NCI Press Office
In the most comprehensive molecular characterization to date of adrenocortical carcinoma, a rare cancer of the adrenal cortex, researchers extensively analyzed 91 cases for alterations in the tumor genomes. They identified several novel genetic mutations as likely mechanisms driving the disease. They also found that whole genome doubling, wherein a cell has one or more extra sets of chromosomes, as a probable driver of the disease. The study, by The Cancer Genome Atlas (TCGA) Research Network, was led by Roel Verhaak, Ph.D., MD Anderson Cancer Center, Houston, and appeared in Cancer Cell, May 9, 2016. TCGA is a collaboration jointly supported and managed by NCI and National Human Genome Research Institute. This analysis supports previous findings that overexpression of IGF2, a gene encoding a peptide hormone involved in cell growth, and mutation of TP53, a common tumor suppressor gene involved in cell cycle regulation, are hallmarks of adrenocortical carcinoma. In addition, the study identified several novel gene mutations that likely contribute to the development of this disease. In particular, mutations in the gene PRKAR1A, found in 8 percent of cases in this study, have previously been associated with adrenocortical tumors, including both adenomas and rare carcinomas.

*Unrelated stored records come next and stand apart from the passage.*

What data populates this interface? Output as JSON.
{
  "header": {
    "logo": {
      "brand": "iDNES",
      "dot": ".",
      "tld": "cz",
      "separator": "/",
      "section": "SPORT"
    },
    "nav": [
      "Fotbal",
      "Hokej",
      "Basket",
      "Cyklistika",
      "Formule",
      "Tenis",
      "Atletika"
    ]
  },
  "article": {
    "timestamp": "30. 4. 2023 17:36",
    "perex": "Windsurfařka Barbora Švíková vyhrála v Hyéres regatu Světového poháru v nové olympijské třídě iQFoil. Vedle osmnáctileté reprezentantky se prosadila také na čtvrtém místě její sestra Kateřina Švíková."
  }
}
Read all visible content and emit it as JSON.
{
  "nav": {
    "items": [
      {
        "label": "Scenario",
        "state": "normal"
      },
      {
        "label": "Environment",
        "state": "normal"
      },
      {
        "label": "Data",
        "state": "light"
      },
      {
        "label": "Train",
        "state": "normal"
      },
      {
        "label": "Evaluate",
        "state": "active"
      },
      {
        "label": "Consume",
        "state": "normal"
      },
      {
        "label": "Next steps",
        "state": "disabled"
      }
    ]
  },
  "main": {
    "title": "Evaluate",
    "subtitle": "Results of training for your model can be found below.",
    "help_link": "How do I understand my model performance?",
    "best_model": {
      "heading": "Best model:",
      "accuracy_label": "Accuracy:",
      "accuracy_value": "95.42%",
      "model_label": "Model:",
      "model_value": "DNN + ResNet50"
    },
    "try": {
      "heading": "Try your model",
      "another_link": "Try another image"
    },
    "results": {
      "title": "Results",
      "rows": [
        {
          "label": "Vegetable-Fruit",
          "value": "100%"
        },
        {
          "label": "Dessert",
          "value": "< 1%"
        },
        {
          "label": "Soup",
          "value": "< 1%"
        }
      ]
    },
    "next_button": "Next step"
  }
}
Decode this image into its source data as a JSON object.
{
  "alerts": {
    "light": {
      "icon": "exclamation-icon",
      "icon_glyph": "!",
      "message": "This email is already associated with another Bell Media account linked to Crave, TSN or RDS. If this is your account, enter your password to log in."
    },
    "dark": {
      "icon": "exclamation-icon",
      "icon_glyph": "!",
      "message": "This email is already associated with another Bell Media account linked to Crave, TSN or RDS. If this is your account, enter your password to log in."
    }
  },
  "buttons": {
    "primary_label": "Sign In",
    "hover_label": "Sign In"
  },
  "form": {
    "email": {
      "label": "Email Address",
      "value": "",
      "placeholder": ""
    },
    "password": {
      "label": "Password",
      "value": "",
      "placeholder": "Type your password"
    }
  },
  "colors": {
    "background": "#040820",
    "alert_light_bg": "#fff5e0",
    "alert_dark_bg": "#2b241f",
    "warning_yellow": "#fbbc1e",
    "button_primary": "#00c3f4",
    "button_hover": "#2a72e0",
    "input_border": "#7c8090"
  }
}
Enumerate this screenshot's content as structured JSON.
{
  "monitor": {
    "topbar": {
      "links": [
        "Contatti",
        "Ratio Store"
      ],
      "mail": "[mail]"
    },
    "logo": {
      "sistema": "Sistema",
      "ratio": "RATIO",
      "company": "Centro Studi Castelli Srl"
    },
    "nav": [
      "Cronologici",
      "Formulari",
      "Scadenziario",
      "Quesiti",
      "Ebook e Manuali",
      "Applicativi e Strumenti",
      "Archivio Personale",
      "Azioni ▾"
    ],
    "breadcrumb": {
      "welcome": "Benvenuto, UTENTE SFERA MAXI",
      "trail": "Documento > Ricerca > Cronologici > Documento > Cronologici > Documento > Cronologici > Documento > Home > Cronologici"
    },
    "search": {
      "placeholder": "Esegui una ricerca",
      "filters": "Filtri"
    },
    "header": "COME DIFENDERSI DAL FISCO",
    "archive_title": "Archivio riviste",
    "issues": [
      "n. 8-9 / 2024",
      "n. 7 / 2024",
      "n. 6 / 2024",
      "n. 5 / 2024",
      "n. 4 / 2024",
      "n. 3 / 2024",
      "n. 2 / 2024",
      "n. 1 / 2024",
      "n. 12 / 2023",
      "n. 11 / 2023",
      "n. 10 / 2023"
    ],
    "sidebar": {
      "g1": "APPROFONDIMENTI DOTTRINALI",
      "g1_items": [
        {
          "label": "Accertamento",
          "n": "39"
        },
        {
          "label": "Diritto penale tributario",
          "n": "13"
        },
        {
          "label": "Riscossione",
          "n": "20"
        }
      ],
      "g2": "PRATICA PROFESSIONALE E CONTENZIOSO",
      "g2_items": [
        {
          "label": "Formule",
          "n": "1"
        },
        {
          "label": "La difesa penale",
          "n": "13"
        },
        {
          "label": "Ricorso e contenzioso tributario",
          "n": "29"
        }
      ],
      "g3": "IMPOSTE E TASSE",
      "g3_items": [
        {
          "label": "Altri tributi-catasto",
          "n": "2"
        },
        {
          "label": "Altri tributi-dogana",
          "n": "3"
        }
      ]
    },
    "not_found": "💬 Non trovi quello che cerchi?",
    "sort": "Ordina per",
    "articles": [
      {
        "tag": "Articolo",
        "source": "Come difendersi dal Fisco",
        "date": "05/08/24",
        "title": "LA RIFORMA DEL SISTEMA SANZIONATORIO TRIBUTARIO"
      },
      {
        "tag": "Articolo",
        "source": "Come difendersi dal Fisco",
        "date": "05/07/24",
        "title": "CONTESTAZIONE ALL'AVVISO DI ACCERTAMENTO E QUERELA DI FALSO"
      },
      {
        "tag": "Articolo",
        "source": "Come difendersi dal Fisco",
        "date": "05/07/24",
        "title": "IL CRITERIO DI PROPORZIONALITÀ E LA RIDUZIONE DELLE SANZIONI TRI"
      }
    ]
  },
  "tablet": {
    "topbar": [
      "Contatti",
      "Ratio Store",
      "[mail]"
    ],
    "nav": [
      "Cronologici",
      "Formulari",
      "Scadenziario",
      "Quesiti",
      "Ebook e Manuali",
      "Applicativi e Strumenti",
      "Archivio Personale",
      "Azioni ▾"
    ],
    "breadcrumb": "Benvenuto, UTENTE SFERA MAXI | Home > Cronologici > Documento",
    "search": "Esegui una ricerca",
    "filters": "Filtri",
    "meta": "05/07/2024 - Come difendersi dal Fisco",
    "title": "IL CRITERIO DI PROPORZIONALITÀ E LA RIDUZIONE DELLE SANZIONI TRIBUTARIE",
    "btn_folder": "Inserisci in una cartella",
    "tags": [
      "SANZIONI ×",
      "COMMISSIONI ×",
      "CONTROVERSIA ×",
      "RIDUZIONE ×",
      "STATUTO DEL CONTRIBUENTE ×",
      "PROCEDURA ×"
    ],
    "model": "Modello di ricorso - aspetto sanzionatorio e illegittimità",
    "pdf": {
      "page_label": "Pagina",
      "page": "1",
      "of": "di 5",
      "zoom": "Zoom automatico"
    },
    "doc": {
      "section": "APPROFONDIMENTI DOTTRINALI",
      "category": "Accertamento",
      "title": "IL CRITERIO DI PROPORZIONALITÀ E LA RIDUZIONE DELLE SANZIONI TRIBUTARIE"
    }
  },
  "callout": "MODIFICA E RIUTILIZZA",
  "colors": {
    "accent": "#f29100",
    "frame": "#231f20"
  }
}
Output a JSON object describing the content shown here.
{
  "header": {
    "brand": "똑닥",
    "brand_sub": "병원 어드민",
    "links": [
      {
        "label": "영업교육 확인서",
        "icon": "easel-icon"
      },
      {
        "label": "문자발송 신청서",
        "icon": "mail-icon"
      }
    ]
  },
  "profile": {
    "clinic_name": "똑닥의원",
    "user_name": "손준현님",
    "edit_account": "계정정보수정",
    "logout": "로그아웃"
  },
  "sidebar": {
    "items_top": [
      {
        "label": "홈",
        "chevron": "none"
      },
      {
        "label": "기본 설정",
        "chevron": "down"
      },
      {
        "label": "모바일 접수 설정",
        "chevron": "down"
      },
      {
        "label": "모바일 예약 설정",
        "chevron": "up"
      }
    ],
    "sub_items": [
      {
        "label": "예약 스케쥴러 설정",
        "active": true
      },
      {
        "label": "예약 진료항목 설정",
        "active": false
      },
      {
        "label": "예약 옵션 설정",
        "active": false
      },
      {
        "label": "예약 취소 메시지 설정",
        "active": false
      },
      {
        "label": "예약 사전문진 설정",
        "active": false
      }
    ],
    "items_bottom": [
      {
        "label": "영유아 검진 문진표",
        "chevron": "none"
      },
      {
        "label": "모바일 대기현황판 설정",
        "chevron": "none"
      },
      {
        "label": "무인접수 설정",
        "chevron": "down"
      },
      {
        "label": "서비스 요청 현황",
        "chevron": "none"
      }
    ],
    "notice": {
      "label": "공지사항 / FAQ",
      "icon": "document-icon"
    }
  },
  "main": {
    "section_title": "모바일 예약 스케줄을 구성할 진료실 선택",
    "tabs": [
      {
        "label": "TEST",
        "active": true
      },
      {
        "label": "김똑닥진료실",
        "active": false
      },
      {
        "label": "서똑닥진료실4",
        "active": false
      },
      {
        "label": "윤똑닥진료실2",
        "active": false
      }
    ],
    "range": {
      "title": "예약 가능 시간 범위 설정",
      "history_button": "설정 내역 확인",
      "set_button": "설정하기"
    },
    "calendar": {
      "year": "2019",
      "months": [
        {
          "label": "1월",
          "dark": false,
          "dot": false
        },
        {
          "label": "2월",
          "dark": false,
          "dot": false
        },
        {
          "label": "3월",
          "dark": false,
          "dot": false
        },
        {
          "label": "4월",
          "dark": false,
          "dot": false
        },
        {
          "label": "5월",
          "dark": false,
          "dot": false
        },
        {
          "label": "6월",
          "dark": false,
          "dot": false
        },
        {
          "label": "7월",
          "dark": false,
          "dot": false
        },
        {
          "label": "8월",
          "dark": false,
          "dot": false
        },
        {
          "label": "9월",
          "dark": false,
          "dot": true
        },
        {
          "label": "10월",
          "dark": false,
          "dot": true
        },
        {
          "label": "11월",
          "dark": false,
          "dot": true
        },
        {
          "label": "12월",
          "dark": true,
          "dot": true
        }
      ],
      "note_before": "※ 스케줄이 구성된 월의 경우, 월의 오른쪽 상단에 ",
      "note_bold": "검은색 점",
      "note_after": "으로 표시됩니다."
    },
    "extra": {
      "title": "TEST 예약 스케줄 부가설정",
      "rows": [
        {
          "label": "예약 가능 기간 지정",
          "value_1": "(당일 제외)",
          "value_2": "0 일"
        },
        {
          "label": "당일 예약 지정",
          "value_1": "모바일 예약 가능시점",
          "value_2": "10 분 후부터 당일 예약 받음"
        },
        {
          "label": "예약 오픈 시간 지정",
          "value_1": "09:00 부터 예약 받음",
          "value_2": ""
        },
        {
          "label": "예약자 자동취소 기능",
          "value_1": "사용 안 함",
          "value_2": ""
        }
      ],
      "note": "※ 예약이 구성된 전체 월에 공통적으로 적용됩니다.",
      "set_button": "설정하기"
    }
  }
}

The study’s analysis of somatic copy number alterations, or changes in chromosome structure or number that influence gene expression, revealed that copy number alterations also likely play a critical role in adrenocortical carcinoma. Whole genome doubling was observed in a higher proportion of adrenocortical carcinoma cases (51 percent) than in any of twelve other cancer types used for comparison. In addition, hypoploidy, or the loss of a significant amount of the genome, was found in a higher proportion of cases (31 percent) than in each of twelve comparison cancer types, with the exception of kidney chromophobe carcinoma (37 percent). The researchers propose that a common course in tumor development may be a loss of DNA, resulting in hypoploidy, followed by whole genome doubling. This mechanism could effectively rid the tumor of normal copies of genes that would prevent cancer, while duplicating genes that harbor cancer-causing mutations. The study further showed that the frequency of copy number changes was associated with an aggressive clinical course of the disease, supporting whole genome doubling as a significant contributor in driving this disease. Adrenocortical carcinoma affects less than one person per one million in the U.S. When detected early, the disease can be treated with surgery, but effective treatments for patients with later-stage disease have not yet been identified, leading to a poor 5-year survival rate of less than 15 percent for patients with the most advanced stage of the disease.